Awareness of Autism is growing, which is good in that the earlier the diagnosis, the earlier and more intensive the intervention which often results in better outcomes. However, with awareness has also come anxiety about prevalence, false positives in diagnosing, and misinformation about cause and the desire for an easy explanation (i.e. the whole vaccines cause Autism debacle).
The Autism Speaks website (autismspeaks.org) is a wonderful resource full of information for families and providers on services and research and I encourage everyone to check it out. I also came across an interesting opinion piece in the New York Times a number of months ago that got me thinking. In essence, its aim was to put risk factors for Autism into perspective; particularly for potentially panicking parents-to-be (say that 5 times fast). The author was a professor of science, which I am not, and he charted out the risk ratio for different Autism risk factors. The chart showed that factors such as having a twin with Autism or sustaining a trauma/injury to the cerebellum at birth posed a much greater risk of being born with Autism than say parental age or exposure to air pollutants in utero, for example. His take home message, at least for me after reading it, was that decreasing stress for mom during pregnancy should be priority and that looking at the numbers could help her do that. Perhaps it would, but what if the numbers don’t quite resonate and then mom continues stressing about her level of stress?
I often suggest that stress level (as well as feelings of disappointment, frustration, sadness, etc.) can be influenced by expectations. It is extremely difficult to hope, pray, and look forward to a certain something and then have the reality of that something fall short in some way. Children are a parent’s hopes and dreams and if a child does not fit that glorified mold, a parent may struggle trying to cope with that.

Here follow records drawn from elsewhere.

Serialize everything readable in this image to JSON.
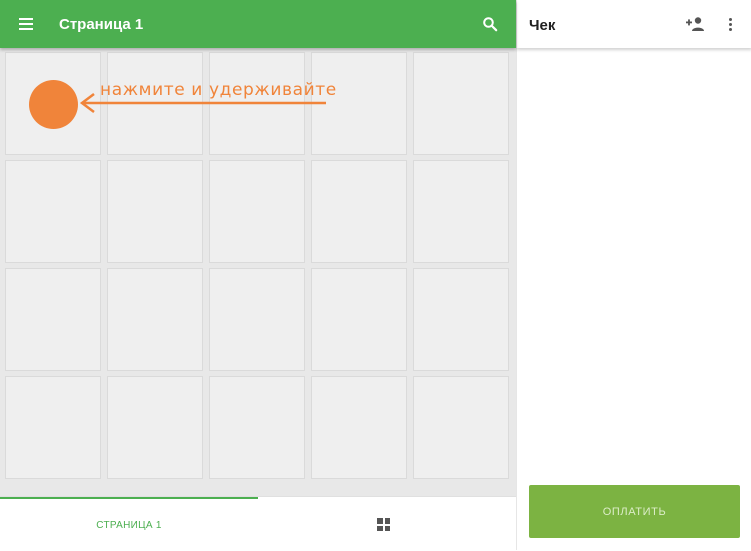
{
  "appbar": {
    "title": "Страница 1",
    "icons": {
      "menu": "menu-icon",
      "search": "search-icon"
    }
  },
  "grid": {
    "rows": 4,
    "columns": 5
  },
  "hint": {
    "text": "нажмите и удерживайте"
  },
  "bottom_tabs": [
    {
      "label": "СТРАНИЦА 1",
      "active": true
    },
    {
      "icon": "grid-icon",
      "active": false
    }
  ],
  "receipt": {
    "title": "Чек",
    "icons": {
      "add_customer": "add-person-icon",
      "more": "more-vert-icon"
    },
    "pay_label": "ОПЛАТИТЬ"
  },
  "colors": {
    "accent": "#4caf50",
    "pay_button": "#7cb342",
    "hint": "#f0843a",
    "tile": "#efefef",
    "background": "#e8e8e8"
  }
}
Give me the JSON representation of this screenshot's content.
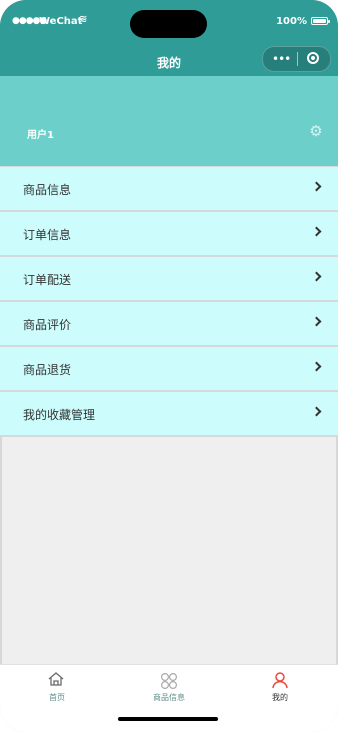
{
  "status_bar": {
    "signal": "●●●●●",
    "carrier": "WeChat",
    "wifi": "≋",
    "battery": "100%"
  },
  "nav": {
    "title": "我的",
    "capsule_dots": "•••"
  },
  "profile": {
    "username": "用户1",
    "settings_icon": "gear-icon"
  },
  "menu": {
    "items": [
      {
        "label": "商品信息"
      },
      {
        "label": "订单信息"
      },
      {
        "label": "订单配送"
      },
      {
        "label": "商品评价"
      },
      {
        "label": "商品退货"
      },
      {
        "label": "我的收藏管理"
      }
    ]
  },
  "tabbar": {
    "items": [
      {
        "label": "首页",
        "icon": "home-icon"
      },
      {
        "label": "商品信息",
        "icon": "grid-icon"
      },
      {
        "label": "我的",
        "icon": "user-icon"
      }
    ]
  },
  "colors": {
    "accent": "#2f9c97",
    "profile_bg": "#6ccfc9",
    "menu_bg": "#ccfdfc",
    "page_bg": "#efefef",
    "active_tab": "#e94b3c"
  }
}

Parents I work with will sometimes feel comfortable enough and gain the courage to admit parenting a child with Autism was not what they had planned for and they feel things like anger, sadness and hopelessness. They also carry tremendous guilt about feeling something other than pure unadulterated bliss towards their child. These parents also share with me tales about their child’s gifts, strengths, and gains among many other incredible stories. With support, parents come to recognize that though different from what they originally envisioned, their individual parenthood experience though challenging is also beautiful, empowering and full of lessons.I bring this up for pregnant parents as well as parents with children perhaps newly diagnosed on the Autism Spectrum to know that there are so many Autism services out there. With supports in place, for the entire family for that matter, great progress can be made. Hopefully this knowledge that there is help and that you are not/would not be alone, decreases stress at least somewhat. Of course, if the looking at data eases your worry–go with that. However, if you would like additional support as a parent or parent-to-be, individually or in a group setting, consider contacting me at firstname.lastname@example.org or 617-879-0176.